At 5:30 am, after wasting a little time out in the gulf in order to make our entry into San Carlos Bay with daylight, we lowered both sails and fired up the twin diesels. Remarkably, as we entered the bay we saw our first dolphins of the trip. There were three which crossed in front of us. The sky also turned ominous with dark clouds interspersed with streaks of lightning looming ahead. The dark brushstrokes of rain showers filled the sky around us. I put on my poncho expecting the worst. Once again, however, we were blessed to have only received about 5 minutes of moderate rain. There was no significant lightning or thunder directly overhead.
As we made our way under Span A of the Sanibel Causeway, it was cause for minor panic on Cindy’s part. We had just, yesterday, watched a video of a sailboat going under a bridge and losing its mast because the clearance was not sufficient. Our mast is just shy of 65 feet. The vertical clearance for Span A is 70 feet. So, I knew (intellectually, that is) that we would make it easily. But, no matter what one’s mind tells him about the logical impossibility of losing his mast, the heart palpitates with fear as one approaches the span. Cindy was certain our mast was a goner. I must confess that, on our approach, I had some trepidation as well. Of course, we cleared it with ease.

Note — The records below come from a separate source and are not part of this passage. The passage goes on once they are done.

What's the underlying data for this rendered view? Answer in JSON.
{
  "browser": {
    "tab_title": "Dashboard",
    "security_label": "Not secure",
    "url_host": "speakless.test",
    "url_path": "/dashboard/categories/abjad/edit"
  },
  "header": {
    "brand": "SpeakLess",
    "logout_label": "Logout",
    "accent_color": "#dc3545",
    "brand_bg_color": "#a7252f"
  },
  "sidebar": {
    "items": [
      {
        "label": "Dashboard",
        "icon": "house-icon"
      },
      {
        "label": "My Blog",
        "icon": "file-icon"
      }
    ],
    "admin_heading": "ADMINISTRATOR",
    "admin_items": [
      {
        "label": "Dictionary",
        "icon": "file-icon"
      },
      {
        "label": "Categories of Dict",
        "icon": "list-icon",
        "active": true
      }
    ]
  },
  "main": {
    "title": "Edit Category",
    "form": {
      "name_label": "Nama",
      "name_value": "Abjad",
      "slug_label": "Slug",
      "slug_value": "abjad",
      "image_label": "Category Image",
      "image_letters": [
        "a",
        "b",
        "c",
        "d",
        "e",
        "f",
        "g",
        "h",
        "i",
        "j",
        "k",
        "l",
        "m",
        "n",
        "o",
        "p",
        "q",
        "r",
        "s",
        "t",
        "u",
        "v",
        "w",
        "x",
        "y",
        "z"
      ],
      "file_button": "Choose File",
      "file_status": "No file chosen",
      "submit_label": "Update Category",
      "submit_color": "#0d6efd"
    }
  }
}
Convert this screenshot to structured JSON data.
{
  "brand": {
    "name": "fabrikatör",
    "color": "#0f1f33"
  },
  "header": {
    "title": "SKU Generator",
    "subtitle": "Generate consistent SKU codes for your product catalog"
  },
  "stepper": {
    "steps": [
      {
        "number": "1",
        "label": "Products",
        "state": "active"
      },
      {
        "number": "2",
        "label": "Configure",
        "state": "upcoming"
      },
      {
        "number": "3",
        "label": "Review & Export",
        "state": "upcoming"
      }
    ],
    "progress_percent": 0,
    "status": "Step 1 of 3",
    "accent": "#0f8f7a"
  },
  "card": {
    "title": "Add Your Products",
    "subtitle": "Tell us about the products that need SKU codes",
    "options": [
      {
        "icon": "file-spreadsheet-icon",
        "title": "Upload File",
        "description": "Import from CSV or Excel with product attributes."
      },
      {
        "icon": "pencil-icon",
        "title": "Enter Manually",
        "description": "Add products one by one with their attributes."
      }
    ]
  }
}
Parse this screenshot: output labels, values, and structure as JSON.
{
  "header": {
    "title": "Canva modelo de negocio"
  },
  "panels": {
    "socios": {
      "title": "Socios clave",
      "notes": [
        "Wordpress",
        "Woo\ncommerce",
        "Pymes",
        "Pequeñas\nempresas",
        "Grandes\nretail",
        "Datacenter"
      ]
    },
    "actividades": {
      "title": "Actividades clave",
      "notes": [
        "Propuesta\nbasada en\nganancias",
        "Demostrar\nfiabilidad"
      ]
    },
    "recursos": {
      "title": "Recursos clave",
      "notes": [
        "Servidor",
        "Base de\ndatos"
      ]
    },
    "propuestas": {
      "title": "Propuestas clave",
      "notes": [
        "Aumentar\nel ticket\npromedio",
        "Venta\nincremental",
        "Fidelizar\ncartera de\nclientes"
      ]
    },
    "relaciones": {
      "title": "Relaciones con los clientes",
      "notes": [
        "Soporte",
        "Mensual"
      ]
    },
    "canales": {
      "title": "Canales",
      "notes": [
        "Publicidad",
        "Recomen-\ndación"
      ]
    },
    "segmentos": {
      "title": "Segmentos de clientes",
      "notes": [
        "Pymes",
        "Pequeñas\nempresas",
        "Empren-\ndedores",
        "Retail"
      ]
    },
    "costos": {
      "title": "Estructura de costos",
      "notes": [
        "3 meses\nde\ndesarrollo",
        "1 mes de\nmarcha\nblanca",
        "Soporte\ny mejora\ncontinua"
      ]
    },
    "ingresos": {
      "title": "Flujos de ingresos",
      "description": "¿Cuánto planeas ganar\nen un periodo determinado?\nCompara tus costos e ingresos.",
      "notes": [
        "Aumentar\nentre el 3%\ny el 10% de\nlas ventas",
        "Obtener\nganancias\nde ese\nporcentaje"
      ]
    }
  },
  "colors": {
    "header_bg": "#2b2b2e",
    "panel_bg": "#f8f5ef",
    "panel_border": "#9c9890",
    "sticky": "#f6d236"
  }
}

As the day dawned, we made our way through some of the most beautiful scenery imaginable. The landscape was littered with seemingly dozens of small islands covered with mangroves. Florida waterfowl played in this wildlife Disneyland. And, we saw boats. It is hard to believe, but from the time we entered the gulf until the time we exited the gulf, we saw no other boats of any kind. Here was evidence that the human race did still exist. We made our way north until we reached the Okeechobee waterway, at which time we made a 90 degree turn to port and motored for another hour or so until we reached our planned anchorage, the Ding Darling National Wildlife Refuge. This place is exceedingly beautiful and the anchorage is well protected. There is a large area of 5-6 foot deep water in which to drop an anchor. Many boats could fit in this anchorage, but there were only two when we arrived. We’ll have to come back another time when we can actually visit the wildlife refuge, which offers nature walks and canoe trips. There are reportedly a number of Florida alligators, anhinga “snakebirds”, egrets, storks, great blue herons, and a number of other species.
We anchored at 9:20, did a little boat picking up after the at times boisterous trip, and took showers (after I caught a quick cat nap). We had some of the most delicious BLT sandwiches for lunch and then went exploring in the dinghy. Unfortunately, our explorations were thwarted. Due to low tide and sand bars, access to the island was limited (unless we wanted to dinghy quite a distance). So, after a little exploration from our dinghy we decided to head back to Beatitude and simply relax. The two boats that were there when we left had departed. We had this fantastically beautiful anchorage all to ourselves. Wow!
The day was completed by a beautiful sunset, some burgers, hot dogs, and corn on the grill, a card game of “10 Down” (which I won, of course), and a movie, “The Lord of the Rings: The Return of the King.” Cindy, Christy, and I had watched the first two installments of the trilogy before beginning our 6-day adventure. It was much better the second time around!